A planet-wide forum on climate change Saturday ended with a working schedule which is designed to formulate a treaty aimed at meeting the darkening threat to mankind from greenhouse gases.
In the pre-dawn hours, the 192-member UN Framework Convention on Climate Change (UNFCCC) set down a programme of work that, it declared, would conclude with a historic pact in Copenhagen next December.
Taking effect after 2012, the deal will set down unprecedented measures for curbing emissions of heat-trapping carbon gases and helping poor countries in the firing line of climate change.
"Poznan is the place where the partnership between the developing and developed world to fight climate change has shifted beyond rhetoric and turned into real action," declared Polish Environment Minister Maciej Nowicki, who chaired the marathon.
UNFCCC members will submit proposals for the treaty's text in the early months of 2009.
By June, these will then be condensed from what is likely to be a massive document into a blueprint for negotiations.
Friday's agreement sets the stage for a year-long process revolving around two big issues: who should make the biggest sacrifices on curbing greenhouse gases, and how to beef up support for poor countries exposed to climate change.
The 12-day meeting ended with a two-day ministerial-level gathering that, despite flourishes of rhetoric, failed to make any big advance on these core issues.
It opened the way to launching a so-called Adaptation Fund for helping poor countries that are most exposed to rising sea levels, drought and floods.
But it yielded no accord on how to boost its coffers to the scale of billions of dollars per year -- a level that many experts say will be needed, just a few decades from now.
But the arduous process was given a boost in morale by the adoption at a European Union (EU) summit in Brussels of a deal to slash EU emissions by 20 percent by 2020.
Delegates in Poznan had held their breath, fearful that backsliding by the EU would fatally sap momentum in the UN track.
The final day of the Poznan talks was powerfully spurred by green guru Al Gore, 2007 co-winner of the Nobel Peace Prize, and by US Senator John Kerry, acting as pointman for President-elect Barack Obama, who has vowed to root out the heart of George W. Bush's policies on climate change.
"Our home, Earth, is in danger," Gore told a packed hall.
"We are moving towards several tipping points that could within less than 10 years make it impossible to avoid irretrievable damage to the planet's habitability for human civilisation -- unless we act quickly."
But, said Gore, momentum was at last building -- in the United States, Europe, China, Brazil and elsewhere -- towards a treaty in Copenhagen that could roll back the threat.
The EU's so-called "20-20-20" deal seeks to decrease greenhouse gas emissions by 20 percent by 2020, make 20 percent energy savings and bring renewable energy sources up to 20 percent of total energy use.
It is the most ambitious scheme of any major economy for dealing with climate change and energy use.
It throws down the gauntlet to the United States, Japan and other rich countries to follow suit in next year's negotiations.
Green groups blasted the outcome at Poznan.
The World Wide Fund for Nature (WWF) describing it as a "major missed opportunity" to thrash out concessions on slashing greenhouse-gas emissions.

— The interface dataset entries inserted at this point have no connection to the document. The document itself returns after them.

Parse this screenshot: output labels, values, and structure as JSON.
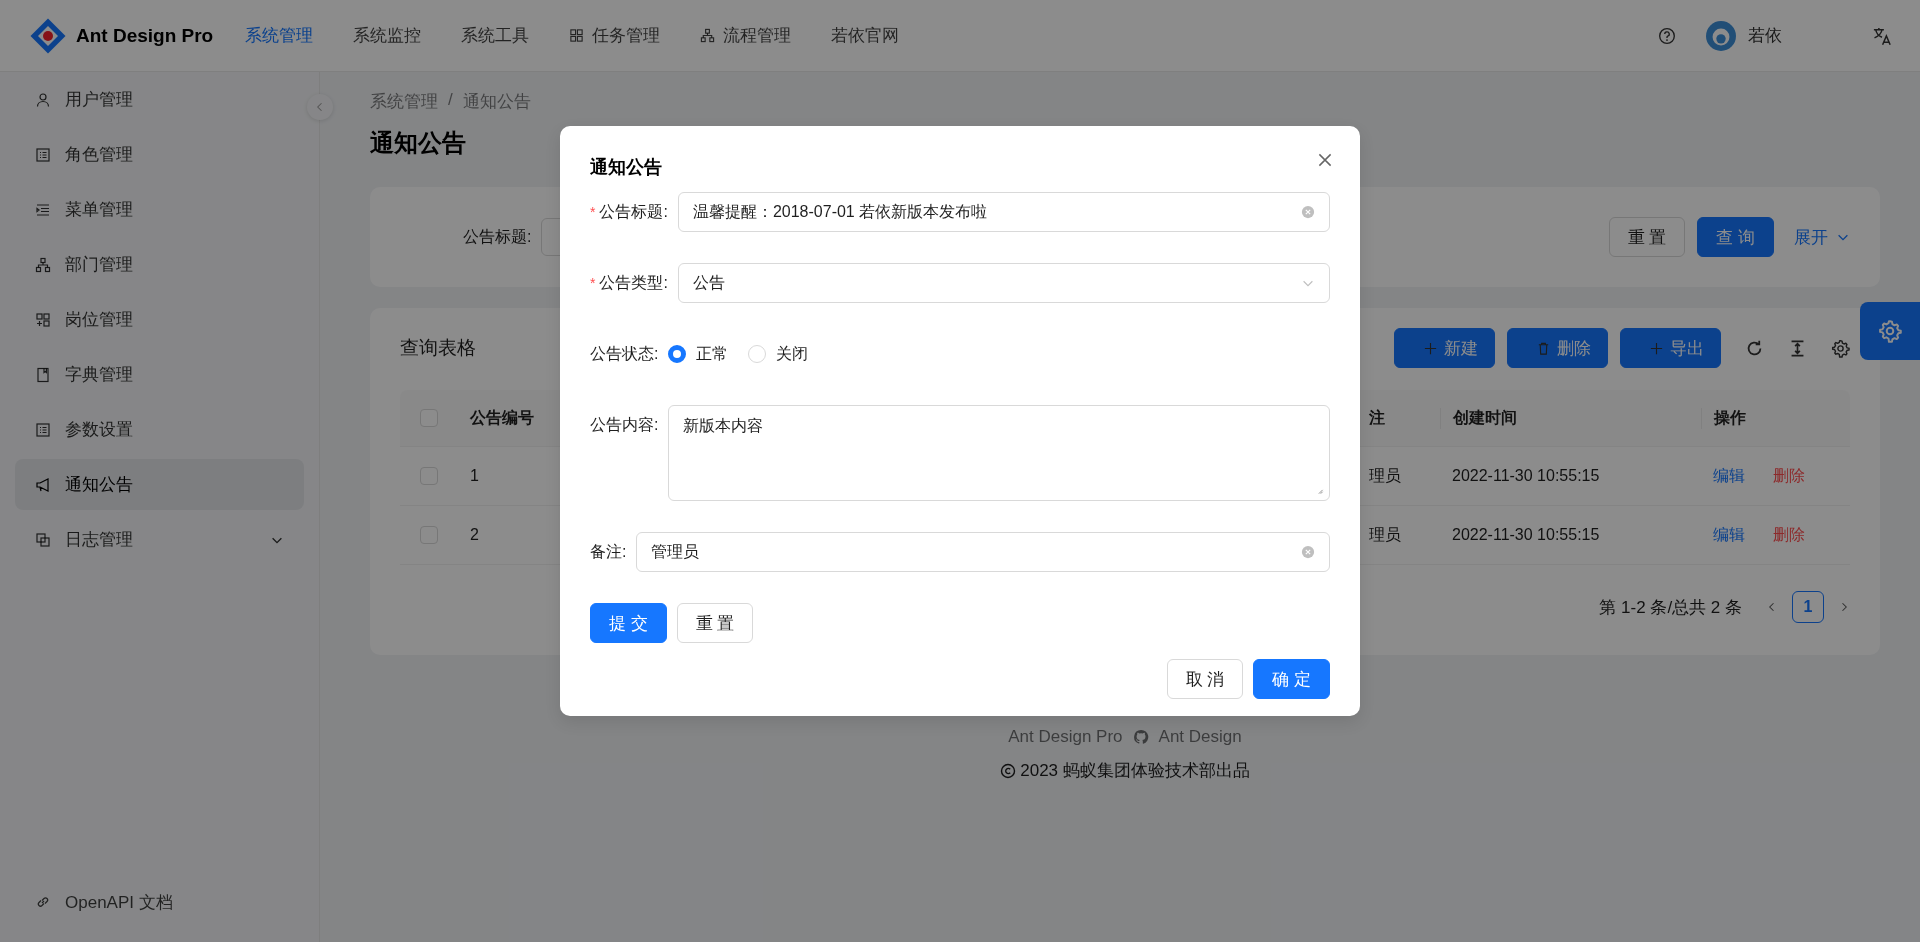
{
  "header": {
    "logo_text": "Ant Design Pro",
    "menu": [
      {
        "label": "系统管理",
        "selected": true
      },
      {
        "label": "系统监控",
        "selected": false
      },
      {
        "label": "系统工具",
        "selected": false
      },
      {
        "label": "任务管理",
        "selected": false,
        "kind": "grid"
      },
      {
        "label": "流程管理",
        "selected": false,
        "kind": "tree"
      },
      {
        "label": "若依官网",
        "selected": false
      }
    ],
    "user_name": "若依"
  },
  "sidebar": {
    "items": [
      {
        "label": "用户管理",
        "selected": false
      },
      {
        "label": "角色管理",
        "selected": false
      },
      {
        "label": "菜单管理",
        "selected": false
      },
      {
        "label": "部门管理",
        "selected": false
      },
      {
        "label": "岗位管理",
        "selected": false
      },
      {
        "label": "字典管理",
        "selected": false
      },
      {
        "label": "参数设置",
        "selected": false
      },
      {
        "label": "通知公告",
        "selected": true
      },
      {
        "label": "日志管理",
        "selected": false,
        "expanded": false
      }
    ],
    "footer_link": "OpenAPI 文档"
  },
  "breadcrumb": [
    "系统管理",
    "通知公告"
  ],
  "breadcrumb_separator": "/",
  "page_title": "通知公告",
  "search": {
    "label": "公告标题:",
    "buttons": [
      {
        "label": "重 置",
        "primary": false
      },
      {
        "label": "查 询",
        "primary": true
      }
    ],
    "expand": "展开"
  },
  "table": {
    "title": "查询表格",
    "toolbar": [
      {
        "label": "新建"
      },
      {
        "label": "删除"
      },
      {
        "label": "导出"
      }
    ],
    "header_checked": false,
    "columns": [
      "公告编号",
      "注",
      "创建时间",
      "操作"
    ],
    "rows": [
      {
        "checked": false,
        "no": "1",
        "remark": "理员",
        "created": "2022-11-30 10:55:15",
        "actions": [
          "编辑",
          "删除"
        ]
      },
      {
        "checked": false,
        "no": "2",
        "remark": "理员",
        "created": "2022-11-30 10:55:15",
        "actions": [
          "编辑",
          "删除"
        ]
      }
    ],
    "pagination": {
      "summary": "第 1-2 条/总共 2 条",
      "pages": [
        {
          "label": "1",
          "selected": true
        }
      ]
    }
  },
  "modal": {
    "title": "通知公告",
    "required_mark": "*",
    "fields": [
      {
        "kind": "input",
        "label": "公告标题:",
        "required": true,
        "value": "温馨提醒：2018-07-01 若依新版本发布啦"
      },
      {
        "kind": "select",
        "label": "公告类型:",
        "required": true,
        "value": "公告"
      },
      {
        "kind": "radio",
        "label": "公告状态:",
        "required": false,
        "options": [
          {
            "label": "正常",
            "selected": true
          },
          {
            "label": "关闭",
            "selected": false
          }
        ]
      },
      {
        "kind": "textarea",
        "label": "公告内容:",
        "required": false,
        "value": "新版本内容"
      },
      {
        "kind": "input",
        "label": "备注:",
        "required": false,
        "value": "管理员"
      }
    ],
    "form_buttons": [
      {
        "label": "提 交",
        "primary": true
      },
      {
        "label": "重 置",
        "primary": false
      }
    ],
    "footer_buttons": [
      {
        "label": "取 消",
        "primary": false
      },
      {
        "label": "确 定",
        "primary": true
      }
    ]
  },
  "footer": {
    "links": [
      "Ant Design Pro",
      "Ant Design"
    ],
    "copyright": "2023 蚂蚁集团体验技术部出品"
  }
}
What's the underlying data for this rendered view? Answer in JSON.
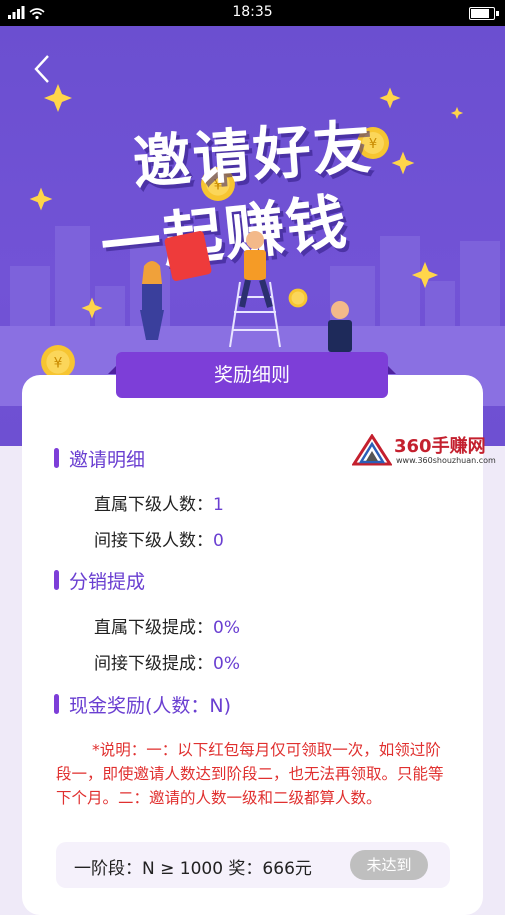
{
  "status_bar": {
    "time": "18:35"
  },
  "hero": {
    "title_line1": "邀请好友",
    "title_line2": "一起赚钱",
    "back_label": "‹"
  },
  "rules_tab": {
    "label": "奖励细则"
  },
  "sections": {
    "invite": {
      "title": "邀请明细",
      "direct_label": "直属下级人数：",
      "direct_value": "1",
      "indirect_label": "间接下级人数：",
      "indirect_value": "0"
    },
    "commission": {
      "title": "分销提成",
      "direct_label": "直属下级提成：",
      "direct_value": "0%",
      "indirect_label": "间接下级提成：",
      "indirect_value": "0%"
    },
    "cash": {
      "title": "现金奖励(人数：N)",
      "note": "*说明：一：以下红包每月仅可领取一次，如领过阶段一，即使邀请人数达到阶段二，也无法再领取。只能等下个月。二：邀请的人数一级和二级都算人数。",
      "stage1_text": "一阶段：N ≥ 1000 奖：666元",
      "stage1_button": "未达到"
    }
  },
  "watermark": {
    "brand": "360手赚网",
    "url": "www.360shouzhuan.com"
  },
  "colors": {
    "accent": "#7d3ed8",
    "hero_bg": "#6b4fd0",
    "note_red": "#e0302f",
    "disabled_gray": "#bfbfbf"
  }
}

"This was a moment in time when real leaders would have stepped up and taken the positions that would combat the economic and climate crisis at the same time," WWF said.
Scientists point the finger for climate change at human influence, especially the burning of fossil fuels in power stations, factories and by cars, as well as through deforestation and agriculture.
Gigatonnes of greenhouse gases spew each year into the Earth's atmosphere, acting like an invisible blanket that stores solar heat and changes the climate system.
By century's end, sea levels will rise, deserts will grow and storms floods and droughts could become more frequent.
Even though the peril now seems clear, addressing its source carries an economic cost, because it implies a switch away from fossil fuels that remain the backbone of the world's energy supply.
This is why the negotiations in 2009 are likely to be tense.
Rich countries acknowledge their historic role in the problem but say emerging powers like China and India must also slow their surging carbon pollution.
Developing nations argue that the industrialised world should lead by example, and foot the bill for clean-energy technology and coping with the impact of global warming